The Appellate Division, First Department found petitioner’s termination and U-rating highly suspicious. The assertion that, after the first observation, the petitioner and the principal discussed the petitioner’s IEP opinion was not refuted at the review hearing. Additionally, petitioner was given no time to “improve her performance” after a long delay in receiving feedback about her performance.

The Appellate Division also noted, in a footnote that “Two months before her resignation, parents, teachers, students and a state senator had held a rally to protest Principal Jones-Rogers’ policies, which allegedly included retaliating against teachers who disagreed with her and cramming students into special education classes without parental consent”
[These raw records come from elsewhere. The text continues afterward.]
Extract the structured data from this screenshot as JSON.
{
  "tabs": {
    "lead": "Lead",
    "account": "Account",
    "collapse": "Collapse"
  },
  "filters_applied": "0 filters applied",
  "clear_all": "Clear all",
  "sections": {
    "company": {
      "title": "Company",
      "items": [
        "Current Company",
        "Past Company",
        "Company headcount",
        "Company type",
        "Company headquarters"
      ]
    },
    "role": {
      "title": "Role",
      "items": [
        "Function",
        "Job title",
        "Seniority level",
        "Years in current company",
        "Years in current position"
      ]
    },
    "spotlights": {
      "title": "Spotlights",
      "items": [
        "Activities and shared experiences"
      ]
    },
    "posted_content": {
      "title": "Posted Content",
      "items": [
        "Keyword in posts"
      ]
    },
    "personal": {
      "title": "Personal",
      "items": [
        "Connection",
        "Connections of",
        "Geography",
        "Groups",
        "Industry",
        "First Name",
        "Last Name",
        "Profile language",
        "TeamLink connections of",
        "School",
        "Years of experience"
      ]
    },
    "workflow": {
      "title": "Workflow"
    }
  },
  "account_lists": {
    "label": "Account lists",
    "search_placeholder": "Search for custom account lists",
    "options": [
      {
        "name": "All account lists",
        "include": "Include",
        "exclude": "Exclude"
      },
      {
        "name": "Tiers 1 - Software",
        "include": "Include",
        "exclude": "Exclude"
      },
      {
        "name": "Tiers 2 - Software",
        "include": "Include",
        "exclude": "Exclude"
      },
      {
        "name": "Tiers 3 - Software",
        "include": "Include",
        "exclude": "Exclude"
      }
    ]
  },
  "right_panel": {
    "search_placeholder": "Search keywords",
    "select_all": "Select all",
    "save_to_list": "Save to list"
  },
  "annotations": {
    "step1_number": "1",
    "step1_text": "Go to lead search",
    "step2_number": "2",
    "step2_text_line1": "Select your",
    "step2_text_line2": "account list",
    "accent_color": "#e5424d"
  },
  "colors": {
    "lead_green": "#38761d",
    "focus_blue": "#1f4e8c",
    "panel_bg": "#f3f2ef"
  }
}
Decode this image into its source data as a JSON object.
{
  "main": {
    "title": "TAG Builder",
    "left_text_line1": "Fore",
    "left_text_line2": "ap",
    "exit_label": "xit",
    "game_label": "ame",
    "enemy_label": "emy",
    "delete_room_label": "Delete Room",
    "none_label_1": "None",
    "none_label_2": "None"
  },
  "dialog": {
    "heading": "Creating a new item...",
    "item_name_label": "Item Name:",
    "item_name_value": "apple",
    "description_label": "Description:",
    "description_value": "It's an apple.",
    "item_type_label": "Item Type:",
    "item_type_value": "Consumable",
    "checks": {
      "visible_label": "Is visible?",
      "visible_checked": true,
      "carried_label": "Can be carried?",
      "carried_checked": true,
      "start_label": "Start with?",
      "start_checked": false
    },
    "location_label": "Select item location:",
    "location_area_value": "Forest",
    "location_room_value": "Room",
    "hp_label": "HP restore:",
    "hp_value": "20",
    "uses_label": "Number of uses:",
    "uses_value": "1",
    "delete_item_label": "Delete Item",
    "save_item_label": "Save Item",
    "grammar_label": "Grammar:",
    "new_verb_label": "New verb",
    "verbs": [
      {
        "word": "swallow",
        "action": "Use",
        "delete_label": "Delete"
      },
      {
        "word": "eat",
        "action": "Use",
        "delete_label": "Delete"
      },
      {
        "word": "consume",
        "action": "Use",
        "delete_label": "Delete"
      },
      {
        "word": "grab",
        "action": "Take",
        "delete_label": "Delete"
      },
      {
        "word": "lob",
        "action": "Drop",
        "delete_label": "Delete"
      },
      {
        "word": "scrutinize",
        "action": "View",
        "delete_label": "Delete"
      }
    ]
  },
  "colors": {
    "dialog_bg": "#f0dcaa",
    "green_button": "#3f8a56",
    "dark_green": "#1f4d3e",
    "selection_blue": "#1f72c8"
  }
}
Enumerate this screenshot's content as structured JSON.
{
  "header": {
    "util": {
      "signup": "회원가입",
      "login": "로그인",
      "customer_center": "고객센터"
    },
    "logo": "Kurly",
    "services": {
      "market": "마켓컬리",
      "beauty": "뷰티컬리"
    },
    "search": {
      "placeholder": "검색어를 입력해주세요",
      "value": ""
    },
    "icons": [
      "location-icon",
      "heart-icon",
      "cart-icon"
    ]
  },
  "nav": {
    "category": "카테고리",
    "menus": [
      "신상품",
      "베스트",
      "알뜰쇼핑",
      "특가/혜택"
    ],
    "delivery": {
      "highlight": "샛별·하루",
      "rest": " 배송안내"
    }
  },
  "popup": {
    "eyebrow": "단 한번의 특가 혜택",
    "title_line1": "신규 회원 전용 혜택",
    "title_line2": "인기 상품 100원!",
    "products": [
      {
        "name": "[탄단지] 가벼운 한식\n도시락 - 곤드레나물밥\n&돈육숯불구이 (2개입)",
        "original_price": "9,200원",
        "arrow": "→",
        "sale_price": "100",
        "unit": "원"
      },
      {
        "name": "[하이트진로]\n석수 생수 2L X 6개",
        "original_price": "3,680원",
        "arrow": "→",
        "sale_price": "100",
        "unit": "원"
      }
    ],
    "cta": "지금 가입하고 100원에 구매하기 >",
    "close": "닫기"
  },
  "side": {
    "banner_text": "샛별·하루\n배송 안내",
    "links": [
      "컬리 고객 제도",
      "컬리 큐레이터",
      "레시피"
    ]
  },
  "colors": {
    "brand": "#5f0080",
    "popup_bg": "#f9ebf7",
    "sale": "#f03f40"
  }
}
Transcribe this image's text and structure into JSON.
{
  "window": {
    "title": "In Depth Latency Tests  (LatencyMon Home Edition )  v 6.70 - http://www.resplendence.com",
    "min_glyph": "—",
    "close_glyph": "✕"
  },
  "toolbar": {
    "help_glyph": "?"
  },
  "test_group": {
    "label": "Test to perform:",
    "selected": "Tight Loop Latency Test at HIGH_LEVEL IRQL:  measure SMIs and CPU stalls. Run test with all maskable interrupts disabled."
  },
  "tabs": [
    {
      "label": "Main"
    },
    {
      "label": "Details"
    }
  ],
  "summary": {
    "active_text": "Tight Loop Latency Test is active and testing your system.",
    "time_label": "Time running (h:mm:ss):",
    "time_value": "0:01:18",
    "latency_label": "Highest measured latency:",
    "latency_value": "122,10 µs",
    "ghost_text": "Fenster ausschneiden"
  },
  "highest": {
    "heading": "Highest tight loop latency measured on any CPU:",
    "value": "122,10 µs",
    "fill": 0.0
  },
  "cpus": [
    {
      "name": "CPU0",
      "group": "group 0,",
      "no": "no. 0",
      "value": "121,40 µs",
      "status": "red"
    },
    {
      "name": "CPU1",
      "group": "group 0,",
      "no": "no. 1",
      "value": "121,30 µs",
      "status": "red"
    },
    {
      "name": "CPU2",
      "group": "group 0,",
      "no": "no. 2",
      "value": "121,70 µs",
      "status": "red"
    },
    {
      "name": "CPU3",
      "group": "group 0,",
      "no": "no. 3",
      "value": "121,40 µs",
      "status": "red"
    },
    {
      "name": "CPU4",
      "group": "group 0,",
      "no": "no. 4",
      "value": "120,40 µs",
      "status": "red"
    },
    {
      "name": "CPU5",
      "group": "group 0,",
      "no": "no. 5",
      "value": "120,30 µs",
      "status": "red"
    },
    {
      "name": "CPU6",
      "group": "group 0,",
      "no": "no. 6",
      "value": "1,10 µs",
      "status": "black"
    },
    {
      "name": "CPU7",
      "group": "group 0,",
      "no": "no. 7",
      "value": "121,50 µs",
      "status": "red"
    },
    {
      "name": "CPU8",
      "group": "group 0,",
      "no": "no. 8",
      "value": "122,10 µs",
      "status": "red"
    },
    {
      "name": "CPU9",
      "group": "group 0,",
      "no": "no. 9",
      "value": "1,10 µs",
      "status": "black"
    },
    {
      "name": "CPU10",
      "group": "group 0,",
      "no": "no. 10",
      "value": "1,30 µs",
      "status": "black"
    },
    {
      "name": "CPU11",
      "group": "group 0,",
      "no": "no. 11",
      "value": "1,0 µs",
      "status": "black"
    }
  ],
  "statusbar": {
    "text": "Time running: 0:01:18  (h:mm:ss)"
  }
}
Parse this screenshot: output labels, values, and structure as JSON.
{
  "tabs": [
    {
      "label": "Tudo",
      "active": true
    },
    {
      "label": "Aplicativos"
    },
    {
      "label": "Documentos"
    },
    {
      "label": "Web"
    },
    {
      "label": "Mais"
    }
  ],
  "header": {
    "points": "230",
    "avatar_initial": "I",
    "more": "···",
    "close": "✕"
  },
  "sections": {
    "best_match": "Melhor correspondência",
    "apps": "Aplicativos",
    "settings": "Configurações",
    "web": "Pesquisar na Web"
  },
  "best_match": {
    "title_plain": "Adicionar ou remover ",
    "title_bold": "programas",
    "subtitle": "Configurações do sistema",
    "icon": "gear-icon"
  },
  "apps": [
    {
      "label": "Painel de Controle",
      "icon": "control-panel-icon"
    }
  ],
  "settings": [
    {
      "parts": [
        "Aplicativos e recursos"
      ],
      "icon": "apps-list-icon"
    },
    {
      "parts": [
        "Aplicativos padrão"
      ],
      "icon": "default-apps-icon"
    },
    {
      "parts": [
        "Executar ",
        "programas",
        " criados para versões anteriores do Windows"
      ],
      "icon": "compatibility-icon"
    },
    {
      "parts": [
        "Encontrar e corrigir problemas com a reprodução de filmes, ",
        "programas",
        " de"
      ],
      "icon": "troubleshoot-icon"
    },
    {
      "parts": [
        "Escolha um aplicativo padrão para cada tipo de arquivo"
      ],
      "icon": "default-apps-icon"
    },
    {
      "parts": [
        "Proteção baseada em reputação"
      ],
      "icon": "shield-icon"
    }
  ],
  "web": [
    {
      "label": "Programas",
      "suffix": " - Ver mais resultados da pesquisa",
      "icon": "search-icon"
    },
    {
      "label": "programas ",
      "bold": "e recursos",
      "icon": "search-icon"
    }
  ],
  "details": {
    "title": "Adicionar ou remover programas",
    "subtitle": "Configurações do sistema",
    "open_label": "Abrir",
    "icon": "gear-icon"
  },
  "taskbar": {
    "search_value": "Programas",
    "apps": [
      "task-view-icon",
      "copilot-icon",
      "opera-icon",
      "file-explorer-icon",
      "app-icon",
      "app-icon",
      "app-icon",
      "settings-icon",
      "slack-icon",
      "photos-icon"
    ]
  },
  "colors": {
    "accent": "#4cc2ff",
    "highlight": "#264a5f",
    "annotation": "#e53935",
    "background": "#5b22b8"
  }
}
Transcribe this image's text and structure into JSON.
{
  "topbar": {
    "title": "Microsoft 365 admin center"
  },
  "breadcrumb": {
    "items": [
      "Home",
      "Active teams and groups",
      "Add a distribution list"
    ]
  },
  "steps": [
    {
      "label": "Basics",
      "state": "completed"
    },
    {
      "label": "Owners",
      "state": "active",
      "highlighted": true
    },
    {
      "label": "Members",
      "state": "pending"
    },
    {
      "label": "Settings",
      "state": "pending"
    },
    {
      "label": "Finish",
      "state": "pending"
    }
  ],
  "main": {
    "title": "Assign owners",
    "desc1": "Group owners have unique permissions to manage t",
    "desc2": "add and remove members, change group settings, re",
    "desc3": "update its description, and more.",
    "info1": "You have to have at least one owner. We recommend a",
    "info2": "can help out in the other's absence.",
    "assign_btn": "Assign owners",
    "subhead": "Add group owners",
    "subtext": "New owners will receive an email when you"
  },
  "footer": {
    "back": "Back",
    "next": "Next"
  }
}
The petition was granted and the matter sent back to the DOE for further proceedings.

2016 NY Slip Op 03454. IN RE LESLIE TAYLOR, Petitioner-Appellant, v. CITY OF NEW YORK, ET AL., Respondents-Respondents. 718, 100383/14. Appellate Division of the Supreme Court of New York, First Department. Decided May 3, 2016.

Will the failure to provide mandated pre-observation conferences require that a U-rating be reversed?

No. While there have been some lower courts which have held that the DOE’s own Manual of Pedagogical Observations acts as a rule or regulation which must be followed, the Appellate Division, First Department has held that observations, which normally require pre-observation conferences, are not required for a U-rating to be sustained.

In re Kameisa Richards

Will a probationary termination be upheld where a Chapter Leader, on probation, first started getting unsatisfactory reviews after she wrote a letter to the principal?

No. While it is a bit unusual that a probationer would accept the position of Chapter Leader such a decision was made by a Staten Island teacher. The teacher had performed and was rated satisfactorily up until she wrote a letter to the principal asking how she could make up prep periods. At that point the principal began rating her unsatisfactorily.

Both the Supreme Court and Appellate Division, Second Department found that the teacher’s probationary dismissal was in bad faith and reinstated her with back pay.

The Supreme Court had granted the teacher tenure which the Second Department found was something the Courts could not legally do and sent the matter back to the DOE for further proceedings.

 In the Matter of Lisa Capece, etc., respondent, v Margaret Schultz, etc., et al., appellants. (Index No. 80361/08), 2012-03257, SUPREME COURT OF NEW YORK, APPELLATE DIVISION, SECOND DEPARTMENT, 2014 N.Y. App. Div. LEXIS 3775; 2014 NY Slip Op 3834, May 28, 2014